INPUT DATA Block Start
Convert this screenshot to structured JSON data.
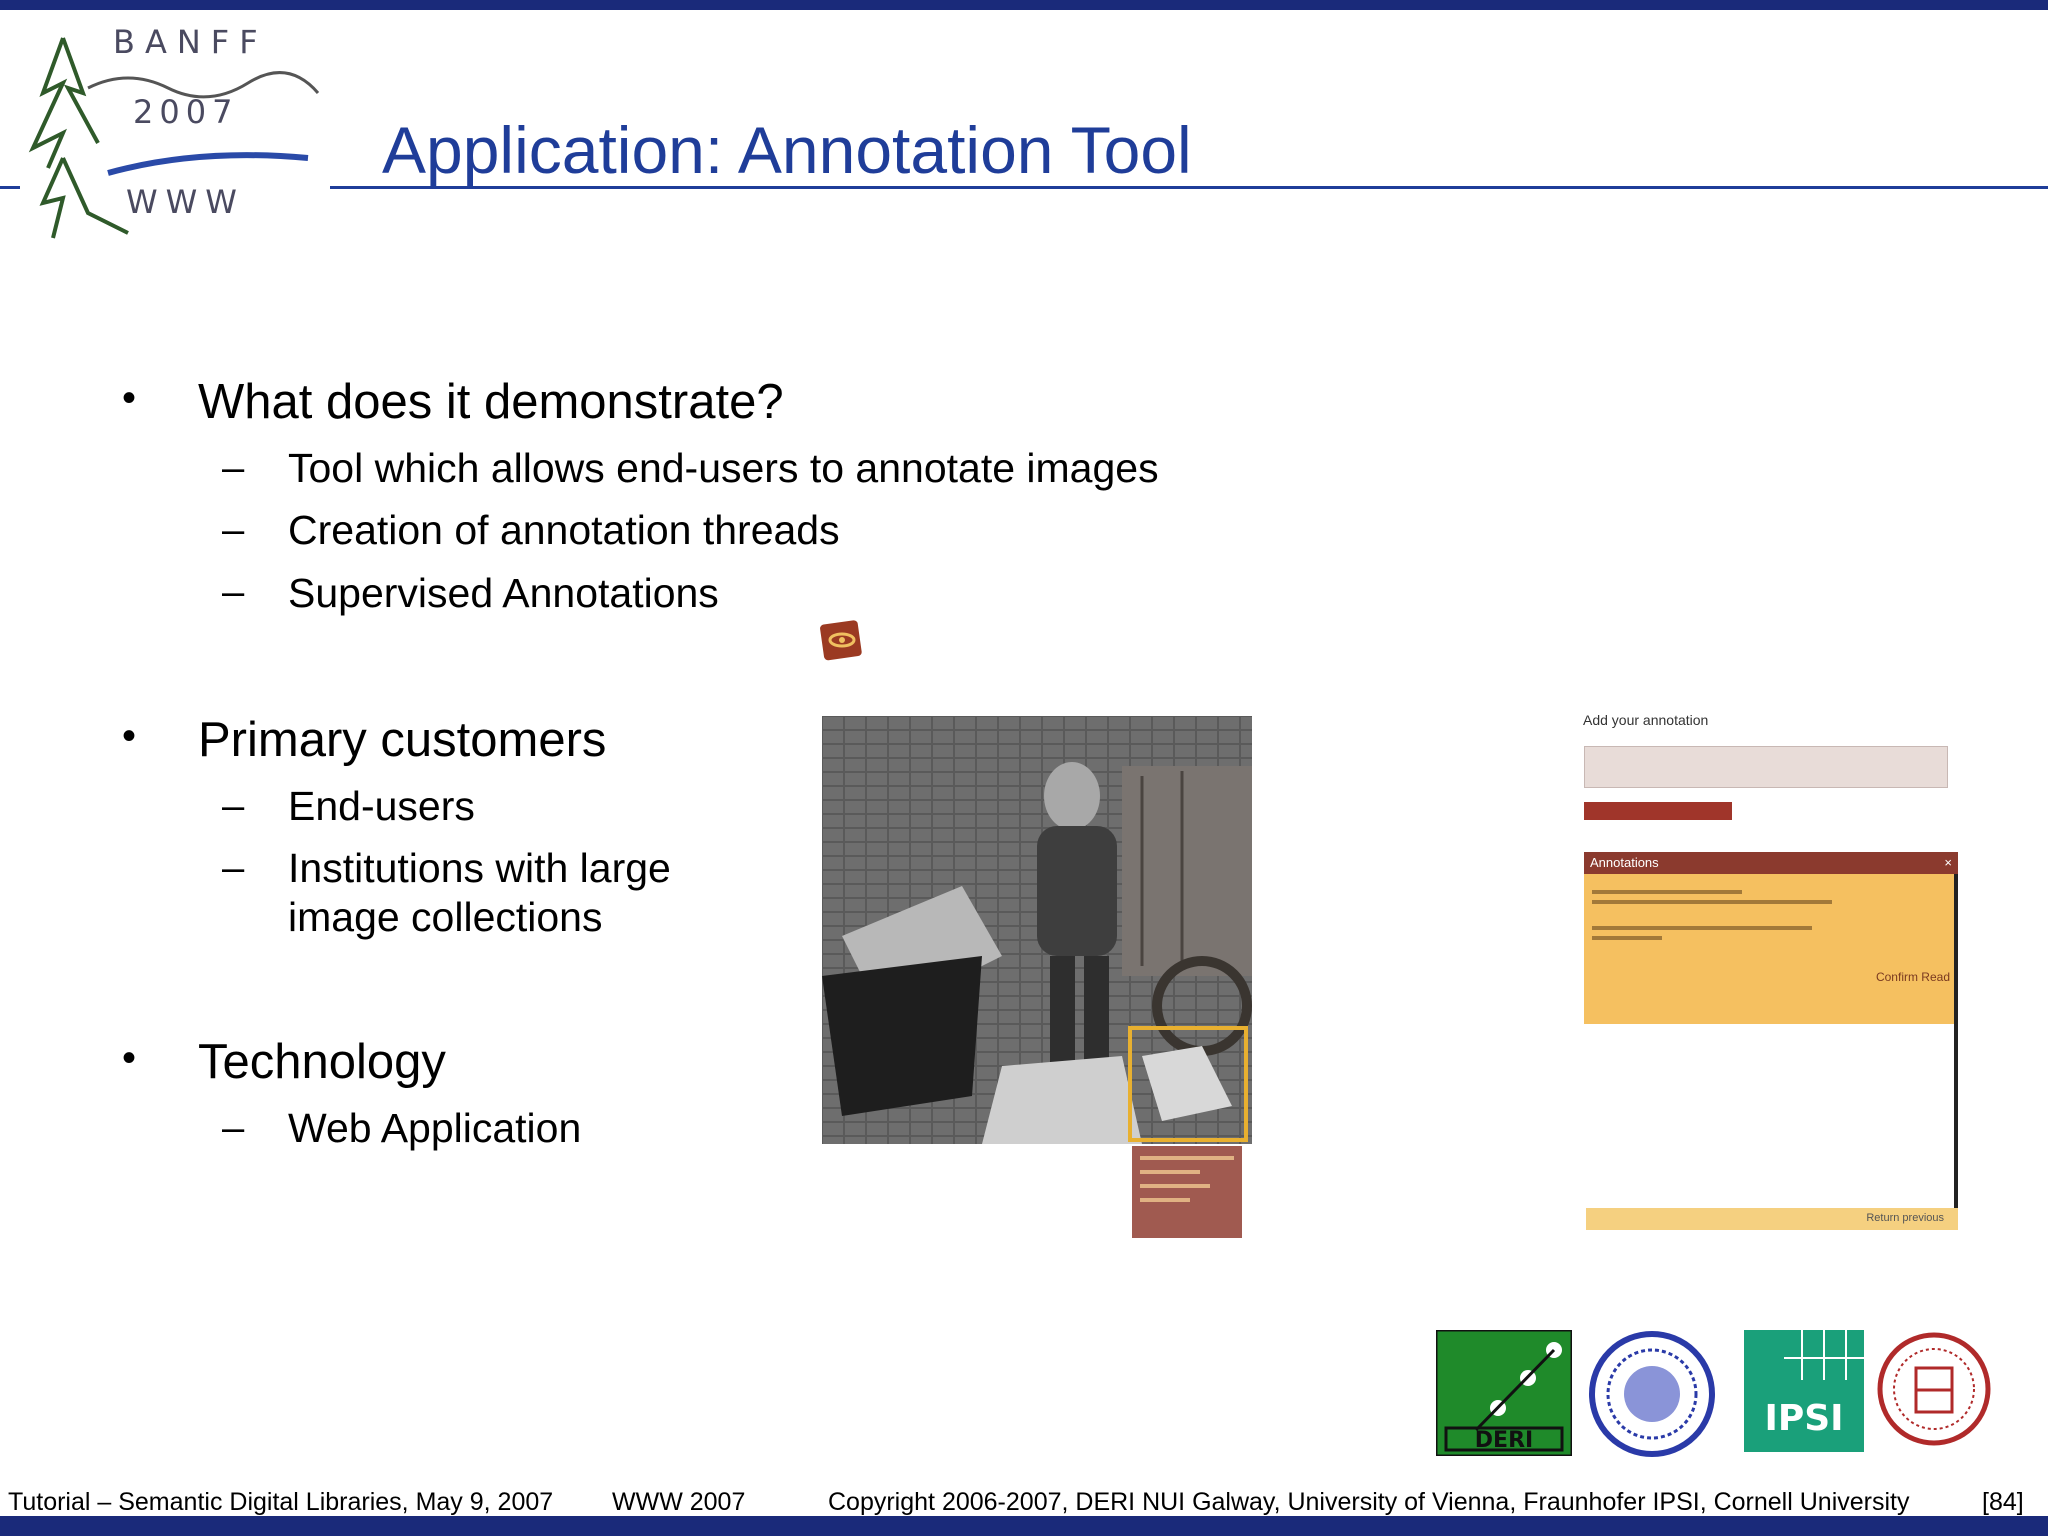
{
  "logo": {
    "line1": "BANFF",
    "line2": "2007",
    "line3": "WWW"
  },
  "title": "Application: Annotation Tool",
  "sections": [
    {
      "heading": "What does it demonstrate?",
      "items": [
        "Tool which allows end-users to annotate images",
        "Creation of annotation threads",
        "Supervised Annotations"
      ]
    },
    {
      "heading": "Primary customers",
      "items": [
        "End-users",
        "Institutions with large",
        "image collections"
      ]
    },
    {
      "heading": "Technology",
      "items": [
        "Web Application"
      ]
    }
  ],
  "panel": {
    "heading": "Add your annotation",
    "header_bar": "Annotations",
    "confirm": "Confirm Read",
    "footer": "Return previous"
  },
  "partners": {
    "deri": "DERI",
    "ipsi": "IPSI"
  },
  "footer": {
    "left": "Tutorial – Semantic Digital Libraries, May 9, 2007",
    "event": "WWW 2007",
    "copyright": "Copyright 2006-2007, DERI NUI Galway, University of Vienna, Fraunhofer IPSI, Cornell University",
    "page": "[84]"
  },
  "colors": {
    "title": "#1f3d99",
    "bars": "#1a2a7a",
    "annotation_bg": "#f5c060",
    "annotation_header": "#8b3a2e"
  }
}
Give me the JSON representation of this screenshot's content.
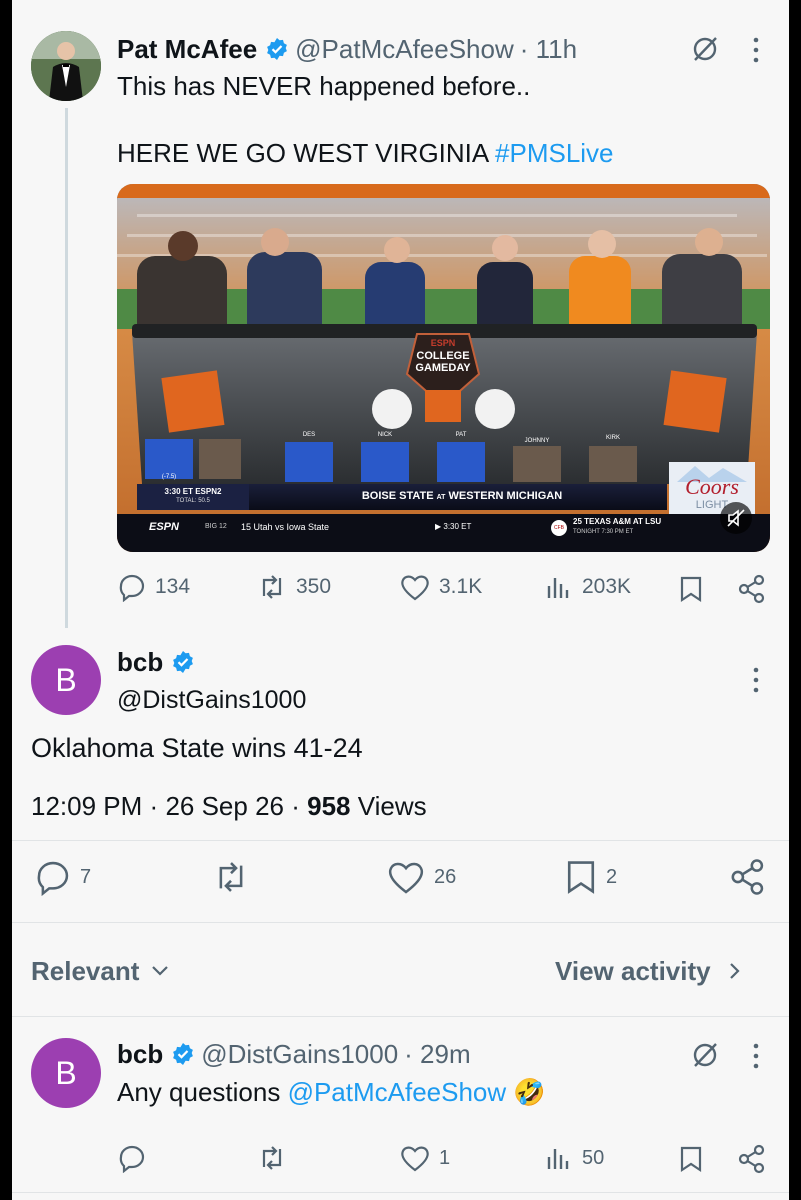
{
  "tweet": {
    "author_name": "Pat McAfee",
    "handle": "@PatMcAfeeShow",
    "time": "· 11h",
    "line1": "This has NEVER happened before..",
    "line2_text": "HERE WE GO WEST VIRGINIA ",
    "hashtag": "#PMSLive",
    "media": {
      "logo_top": "ESPN",
      "logo_title_1": "COLLEGE",
      "logo_title_2": "GAMEDAY",
      "names": [
        "DES",
        "NICK",
        "PAT",
        "JOHNNY",
        "KIRK"
      ],
      "spread": "(-7.5)",
      "time_label": "3:30 ET ESPN2",
      "total": "TOTAL: 50.5",
      "matchup_1": "BOISE STATE",
      "matchup_at": "AT",
      "matchup_2": "WESTERN MICHIGAN",
      "ticker_network": "ESPN",
      "ticker_conf": "BIG 12",
      "ticker_game": "15 Utah vs Iowa State",
      "ticker_time": "▶ 3:30 ET",
      "ticker_cfb": "CFB",
      "ticker_right_1": "25 TEXAS A&M AT LSU",
      "ticker_right_2": "TONIGHT 7:30 PM ET",
      "sponsor_1": "Coors",
      "sponsor_2": "LIGHT"
    },
    "stats": {
      "replies": "134",
      "reposts": "350",
      "likes": "3.1K",
      "views": "203K"
    }
  },
  "focus": {
    "avatar_letter": "B",
    "author_name": "bcb",
    "handle": "@DistGains1000",
    "text": "Oklahoma State wins 41-24",
    "time": "12:09 PM",
    "dot": "·",
    "date": "26 Sep 26",
    "views_count": "958",
    "views_label": " Views",
    "stats": {
      "replies": "7",
      "likes": "26",
      "bookmarks": "2"
    }
  },
  "filter": {
    "relevant_label": "Relevant",
    "activity_label": "View activity"
  },
  "reply": {
    "avatar_letter": "B",
    "author_name": "bcb",
    "handle": "@DistGains1000",
    "time": "· 29m",
    "text": "Any questions ",
    "mention": "@PatMcAfeeShow",
    "emoji": "🤣",
    "stats": {
      "likes": "1",
      "views": "50"
    }
  },
  "colors": {
    "accent": "#1d9bf0",
    "avatar_b": "#9c3fb1",
    "text": "#0f1419",
    "muted": "#536471"
  },
  "icons": [
    "verified-badge-icon",
    "grok-icon",
    "more-icon",
    "reply-icon",
    "repost-icon",
    "like-icon",
    "views-icon",
    "bookmark-icon",
    "share-icon",
    "chevron-down-icon",
    "chevron-right-icon",
    "mute-icon"
  ]
}
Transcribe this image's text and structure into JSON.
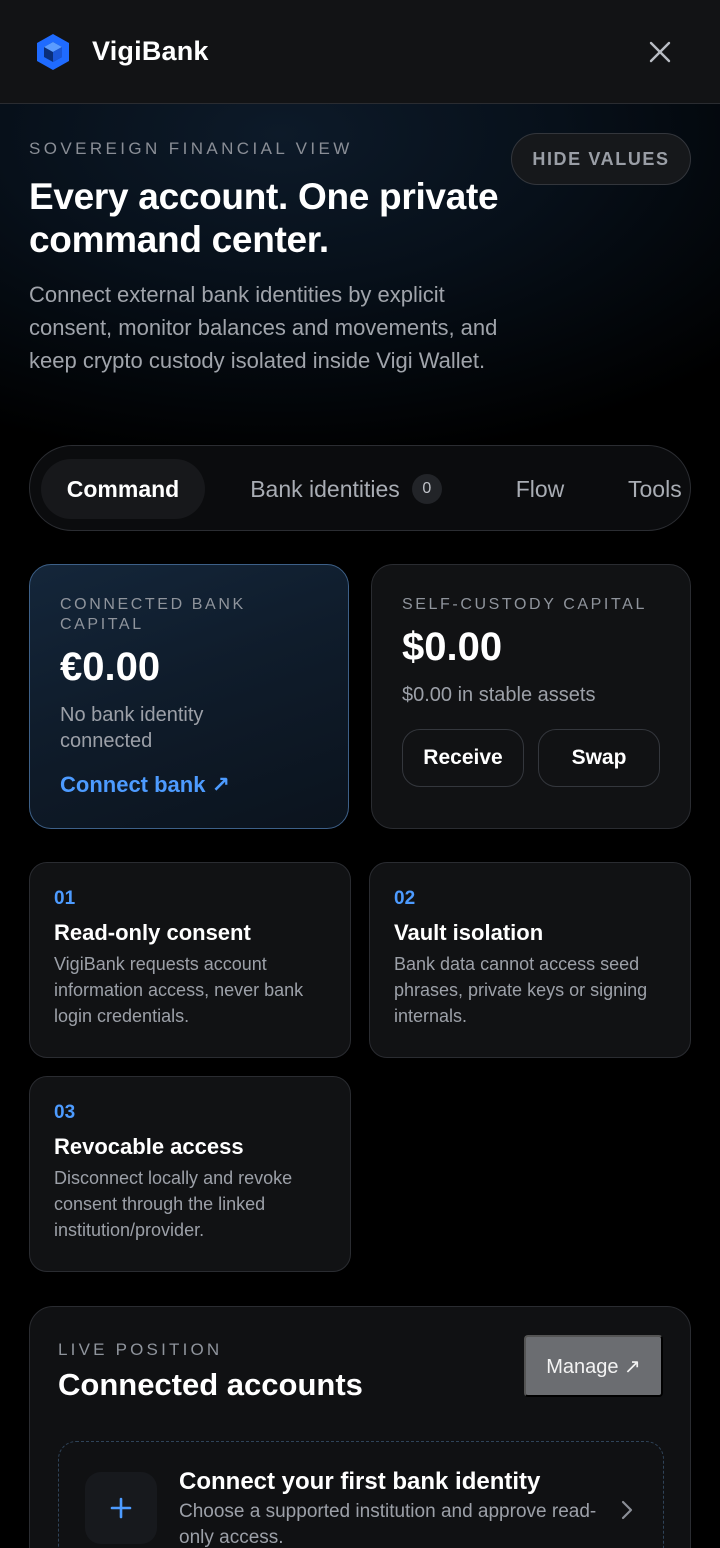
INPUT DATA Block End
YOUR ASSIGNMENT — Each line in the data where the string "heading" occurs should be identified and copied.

WRITTEN ANSWER —
      "heading": "What does it demonstrate?",
      "heading": "Primary customers",
      "heading": "Technology",
    "heading": "Add your annotation",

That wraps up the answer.